Everyone loves payday! And with each passing year, more and more employees seem to love direct deposit. According to a 2022 , more than 93% of U.S. workers are paid by direct deposit. That’s quite a jump from 74% in 2011.
And employers love it too. It saves time on payroll-related tasks, saves money on printing and mailing and eliminates such security risks as stolen checks and forged signatures.
Is Mandatory Direct Deposit Legal?
Given its popularity and the advantages it provides to employers, direct deposit is encouraged by many companies. In fact, some even require it. But can they? The answer is — like most things HR-related — it’s complicated. Some states have a law for or against mandatory direct deposit; if the state does not have laws on direct deposit, federal law applies…but even that has some conditions.
Federal Law on Mandatory Direct Deposit
The Electronic Fund Transfer Act (EFTA), also known as Federal Regulation E, permits employers to make direct deposit mandatory, as long as you do one of the following:
- Allow each employee to choose the bank that his or her wages will be deposited into.
- Choose the bank that your employees must use for direct deposit, but also offer another means of payment, such as cash or paper check.
State Law on Making Direct Deposit Mandayory
In some states, an employer can make direct deposit mandatory, provided certain stipulations are met.

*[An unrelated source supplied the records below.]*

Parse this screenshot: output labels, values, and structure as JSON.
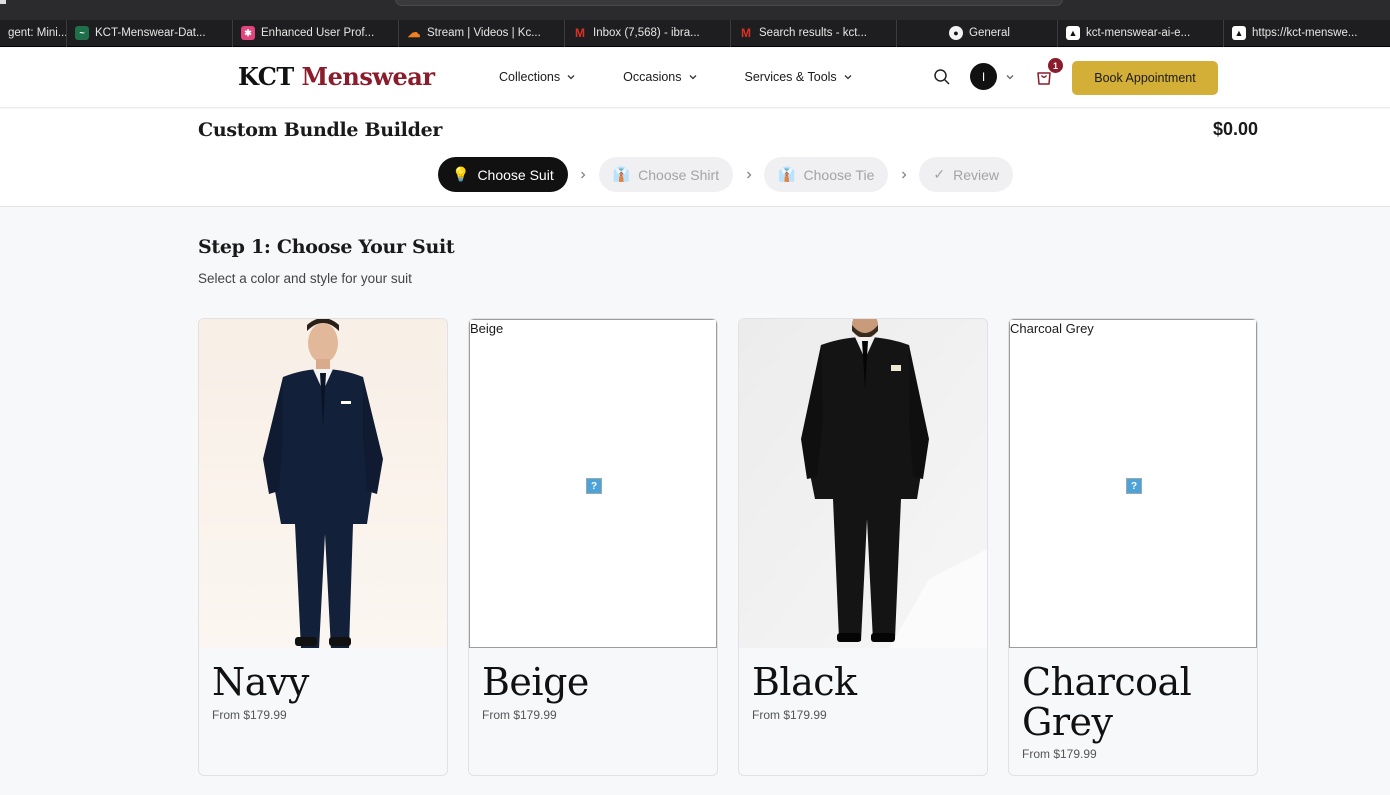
{
  "bookmarks": [
    {
      "label": "gent: Mini...",
      "color": "#555",
      "glyph": ""
    },
    {
      "label": "KCT-Menswear-Dat...",
      "color": "#2a9d6a",
      "glyph": "~"
    },
    {
      "label": "Enhanced User Prof...",
      "color": "#e0457b",
      "glyph": "*"
    },
    {
      "label": "Stream | Videos | Kc...",
      "color": "#f38020",
      "glyph": "c"
    },
    {
      "label": "Inbox (7,568) - ibra...",
      "color": "#d93025",
      "glyph": "M"
    },
    {
      "label": "Search results - kct...",
      "color": "#d93025",
      "glyph": "M"
    },
    {
      "label": "General",
      "color": "#333",
      "glyph": "g"
    },
    {
      "label": "kct-menswear-ai-e...",
      "color": "#111",
      "glyph": "^"
    },
    {
      "label": "https://kct-menswe...",
      "color": "#111",
      "glyph": "^"
    }
  ],
  "header": {
    "logo_kct": "KCT",
    "logo_menswear": "Menswear",
    "nav": [
      "Collections",
      "Occasions",
      "Services & Tools"
    ],
    "avatar_initial": "I",
    "cart_count": "1",
    "book_button": "Book Appointment"
  },
  "builder": {
    "title": "Custom Bundle Builder",
    "total": "$0.00",
    "steps": [
      {
        "icon": "💡",
        "label": "Choose Suit"
      },
      {
        "icon": "👔",
        "label": "Choose Shirt"
      },
      {
        "icon": "👔",
        "label": "Choose Tie"
      },
      {
        "icon": "✓",
        "label": "Review"
      }
    ]
  },
  "main": {
    "heading": "Step 1: Choose Your Suit",
    "subheading": "Select a color and style for your suit",
    "suits": [
      {
        "name": "Navy",
        "price": "From $179.99",
        "image_alt": ""
      },
      {
        "name": "Beige",
        "price": "From $179.99",
        "image_alt": "Beige"
      },
      {
        "name": "Black",
        "price": "From $179.99",
        "image_alt": ""
      },
      {
        "name": "Charcoal Grey",
        "price": "From $179.99",
        "image_alt": "Charcoal Grey"
      }
    ]
  }
}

For instance, employers in Kansas, Indiana, Texas, Missouri and South Carolina can require employees to accept direct deposit, but the employer must provide another payment method — such as payroll card, cash or check — to employees who do not have a bank account.
In many states — including California, New York, New Jersey, Florida, Vermont and Illinois — employers must obtain written permission from employees in order to pay them by direct deposit. A good rule of thumb is to require written authorization from the employee, even if state law doesn’t say to.
You can determine your state’s stance on direct deposit by examining its wage payment statutes, which may also require that you give employees a pay stub each time they are paid — whether by direct deposit, check, cash or payroll card.
Of course, this is just a summary of complex state rules, which may contain additional provisions and exceptions, and — as is often the case with state laws — can change frequently. Be sure to get professional advice on the current rules in your jurisdiction before implementing a policy at your business.